Soundwall features the work of two outstanding soloists from two completely different musical worlds. Taylor's collaboration with saxophonist Karsten Vogel was first documented on Experimental Health - one of the very best, if not the best, prog-fusion recordings of the 1990s. Vogel is best known for his work with two of Denmark's most famous rock bands of the 60s and 70s: Burnin' Red Ivanhoe (which also featured avant-jazzers John Tchicai and Hugo Steinmetz) and Secret Oyster. Guitarist Michael Denner is quite well-known as one of the guitarists in a string of successful heavy metal bands from the 1980s to the present; Mercyful Fate, King Diamond, and Force of Evil. Vogel's saxophone work is eloquently and unremittingly part of the jazz world - traces of Dolphy, Parker and Coltrane are easily heard in his fleet, liquid solos. Similarly, Denner's metal guitar work on Soundwall is completely undiluted, though he has a jazzman's chops and fluidity. The fact that Taylor has created a musical world within which both artists can fully express themselves is no mean feat.

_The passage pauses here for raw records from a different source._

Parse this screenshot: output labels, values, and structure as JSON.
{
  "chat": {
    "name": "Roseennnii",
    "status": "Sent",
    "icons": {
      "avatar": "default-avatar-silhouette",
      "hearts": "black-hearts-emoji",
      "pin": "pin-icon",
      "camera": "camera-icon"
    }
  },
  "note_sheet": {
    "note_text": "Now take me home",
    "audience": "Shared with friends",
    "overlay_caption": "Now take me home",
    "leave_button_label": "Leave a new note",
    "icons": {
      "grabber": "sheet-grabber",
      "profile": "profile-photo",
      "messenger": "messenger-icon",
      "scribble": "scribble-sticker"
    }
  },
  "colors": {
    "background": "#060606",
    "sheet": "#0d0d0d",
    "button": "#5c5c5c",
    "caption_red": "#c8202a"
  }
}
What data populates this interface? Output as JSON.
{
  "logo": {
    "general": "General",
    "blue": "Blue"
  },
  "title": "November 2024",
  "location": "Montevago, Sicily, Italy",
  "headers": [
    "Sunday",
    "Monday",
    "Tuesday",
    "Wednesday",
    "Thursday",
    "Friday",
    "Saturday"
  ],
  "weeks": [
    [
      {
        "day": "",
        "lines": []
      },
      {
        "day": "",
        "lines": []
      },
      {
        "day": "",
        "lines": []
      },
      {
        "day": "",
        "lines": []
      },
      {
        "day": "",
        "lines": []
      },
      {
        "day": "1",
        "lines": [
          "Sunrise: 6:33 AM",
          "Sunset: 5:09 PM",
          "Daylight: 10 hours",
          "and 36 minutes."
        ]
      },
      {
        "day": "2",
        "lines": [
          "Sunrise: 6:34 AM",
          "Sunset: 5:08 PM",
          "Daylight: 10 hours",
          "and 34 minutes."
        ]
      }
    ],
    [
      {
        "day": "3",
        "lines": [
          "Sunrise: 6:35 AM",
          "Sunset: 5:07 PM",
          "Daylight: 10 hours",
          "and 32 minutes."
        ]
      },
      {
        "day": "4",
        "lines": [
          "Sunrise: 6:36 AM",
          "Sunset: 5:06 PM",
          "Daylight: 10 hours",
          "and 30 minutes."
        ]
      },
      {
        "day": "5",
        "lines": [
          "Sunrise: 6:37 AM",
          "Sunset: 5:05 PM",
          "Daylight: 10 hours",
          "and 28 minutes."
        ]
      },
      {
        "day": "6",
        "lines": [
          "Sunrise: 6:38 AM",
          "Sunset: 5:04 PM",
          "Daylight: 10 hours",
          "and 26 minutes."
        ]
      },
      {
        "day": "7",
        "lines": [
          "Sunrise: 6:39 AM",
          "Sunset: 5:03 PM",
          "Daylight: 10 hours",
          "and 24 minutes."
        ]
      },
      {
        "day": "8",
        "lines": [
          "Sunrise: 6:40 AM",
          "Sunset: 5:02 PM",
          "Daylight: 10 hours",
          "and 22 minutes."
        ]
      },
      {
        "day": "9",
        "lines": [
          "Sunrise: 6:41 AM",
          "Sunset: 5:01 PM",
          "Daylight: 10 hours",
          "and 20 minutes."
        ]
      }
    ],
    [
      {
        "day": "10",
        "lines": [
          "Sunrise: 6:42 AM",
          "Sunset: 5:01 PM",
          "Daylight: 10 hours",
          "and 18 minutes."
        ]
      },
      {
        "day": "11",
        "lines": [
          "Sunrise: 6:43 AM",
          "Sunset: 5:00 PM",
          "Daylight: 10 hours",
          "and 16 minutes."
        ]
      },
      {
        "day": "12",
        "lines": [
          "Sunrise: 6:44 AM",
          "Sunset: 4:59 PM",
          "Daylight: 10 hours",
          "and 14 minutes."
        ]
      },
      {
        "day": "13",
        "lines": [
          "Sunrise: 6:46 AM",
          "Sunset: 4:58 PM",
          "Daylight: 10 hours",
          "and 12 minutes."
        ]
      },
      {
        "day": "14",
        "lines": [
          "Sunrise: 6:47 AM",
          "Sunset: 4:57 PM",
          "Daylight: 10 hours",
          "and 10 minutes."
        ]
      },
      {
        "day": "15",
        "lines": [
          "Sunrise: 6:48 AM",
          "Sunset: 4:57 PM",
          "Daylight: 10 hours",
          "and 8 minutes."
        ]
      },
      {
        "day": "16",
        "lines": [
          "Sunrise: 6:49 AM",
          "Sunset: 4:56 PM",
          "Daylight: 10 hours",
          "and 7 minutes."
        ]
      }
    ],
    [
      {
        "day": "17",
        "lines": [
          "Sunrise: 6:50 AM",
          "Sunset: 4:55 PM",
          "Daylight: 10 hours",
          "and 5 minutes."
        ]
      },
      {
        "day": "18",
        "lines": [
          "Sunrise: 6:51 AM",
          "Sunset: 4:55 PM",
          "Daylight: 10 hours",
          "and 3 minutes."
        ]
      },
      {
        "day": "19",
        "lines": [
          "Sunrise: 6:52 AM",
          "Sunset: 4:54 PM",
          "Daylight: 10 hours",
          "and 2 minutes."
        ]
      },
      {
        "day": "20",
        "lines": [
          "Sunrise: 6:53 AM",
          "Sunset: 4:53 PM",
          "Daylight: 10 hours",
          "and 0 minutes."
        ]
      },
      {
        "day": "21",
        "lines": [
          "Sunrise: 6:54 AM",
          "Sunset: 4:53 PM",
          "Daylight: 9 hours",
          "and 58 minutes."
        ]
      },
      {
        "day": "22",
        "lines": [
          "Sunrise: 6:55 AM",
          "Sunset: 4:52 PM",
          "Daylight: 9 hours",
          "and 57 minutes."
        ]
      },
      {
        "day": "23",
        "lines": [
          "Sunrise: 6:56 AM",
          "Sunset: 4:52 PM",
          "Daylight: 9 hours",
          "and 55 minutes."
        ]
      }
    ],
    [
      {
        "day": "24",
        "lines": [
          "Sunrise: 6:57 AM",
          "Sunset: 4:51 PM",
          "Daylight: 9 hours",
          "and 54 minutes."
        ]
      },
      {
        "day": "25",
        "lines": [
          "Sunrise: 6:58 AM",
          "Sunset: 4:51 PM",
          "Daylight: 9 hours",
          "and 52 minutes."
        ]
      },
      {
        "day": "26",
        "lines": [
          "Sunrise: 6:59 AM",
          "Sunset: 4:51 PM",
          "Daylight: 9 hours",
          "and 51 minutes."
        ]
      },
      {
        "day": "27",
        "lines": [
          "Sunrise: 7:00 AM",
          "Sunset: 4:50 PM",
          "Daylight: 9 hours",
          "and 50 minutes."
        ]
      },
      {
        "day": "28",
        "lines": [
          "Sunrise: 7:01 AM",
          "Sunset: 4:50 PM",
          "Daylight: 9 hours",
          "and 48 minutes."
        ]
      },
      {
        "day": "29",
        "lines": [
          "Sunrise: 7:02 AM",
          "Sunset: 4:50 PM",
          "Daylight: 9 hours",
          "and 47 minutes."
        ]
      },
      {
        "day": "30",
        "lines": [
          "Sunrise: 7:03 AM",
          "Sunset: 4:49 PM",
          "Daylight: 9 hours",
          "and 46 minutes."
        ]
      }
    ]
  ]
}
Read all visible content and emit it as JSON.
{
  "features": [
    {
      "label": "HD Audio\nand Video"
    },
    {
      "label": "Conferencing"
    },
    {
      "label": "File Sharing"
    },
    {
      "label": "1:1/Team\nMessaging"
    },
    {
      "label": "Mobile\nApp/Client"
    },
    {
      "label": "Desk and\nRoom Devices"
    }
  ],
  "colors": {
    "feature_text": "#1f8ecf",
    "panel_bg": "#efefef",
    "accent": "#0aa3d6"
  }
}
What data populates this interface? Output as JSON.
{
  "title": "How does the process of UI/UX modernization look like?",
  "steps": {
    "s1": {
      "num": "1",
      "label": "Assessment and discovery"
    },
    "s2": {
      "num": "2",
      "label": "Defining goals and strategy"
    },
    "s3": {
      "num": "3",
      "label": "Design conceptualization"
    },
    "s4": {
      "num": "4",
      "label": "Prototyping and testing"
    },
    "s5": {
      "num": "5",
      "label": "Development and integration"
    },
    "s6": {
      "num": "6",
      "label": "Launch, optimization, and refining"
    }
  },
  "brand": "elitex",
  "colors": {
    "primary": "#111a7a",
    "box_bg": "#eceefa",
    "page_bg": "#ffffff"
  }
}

The Crimson-ish strut of 'Tag Attack' leads off Soundwall on a dark, turbulent note. Denner, Taylor, and Vogel all trade lightning-fast solos over the tune's clockwork 5/4 rhythm before the feel shifts to a sunny, mellow keyboard progression. The full-on heavy rock riffage of 'Step Aside' is subverted in all manner of ways; Taylor's glockenspiel part is priceless, and Vogel threatens to turn the whole thing into a free-jazz free-for-all with Denner nipping at his heels all the way. The first two-thirds of 'Totally Greek' is a pretty, keyboard-dominated piece with an incredibly catchy melody - the sort of thing that makes me wonder why Taylor isn't doing movie scores. The last third is a crunchy, heavy prog-fusion stomper in 6/8 with more wonderful guitar work. On 'Sandwich,' Vogel's soprano sax solo unfolds quite beautifully over Taylor's continually-shifting keyboard landscapes and Grosell's minimal, yet rather funky, drumming. The CD closes with the urgent, swirling 'Aspx,' which features an excellent and too-brief Denner guitar solo propelled by Taylor's graceful Hammond B-3 organ riff.
On Soundwall Robin Taylor continues to show us that fusion and progressive rock are not stylistic dead-ends. In Karsten Vogel's saxophone solos, we hear the spontaneity and warmth of jazz, in Denner's guitar work we hear the urgency and catharsis of heavy rock, while Taylor's themes, arrangements and instrumental work probe the unexpected musical interfaces between rock, electronic music, jazz, and classical in a consistently entertaining and appealing way. Though he clearly isn't interested in nostalgia, Taylor's music has all the vigor, creativity, and rich textures that we got hooked on during prog rock's salad days.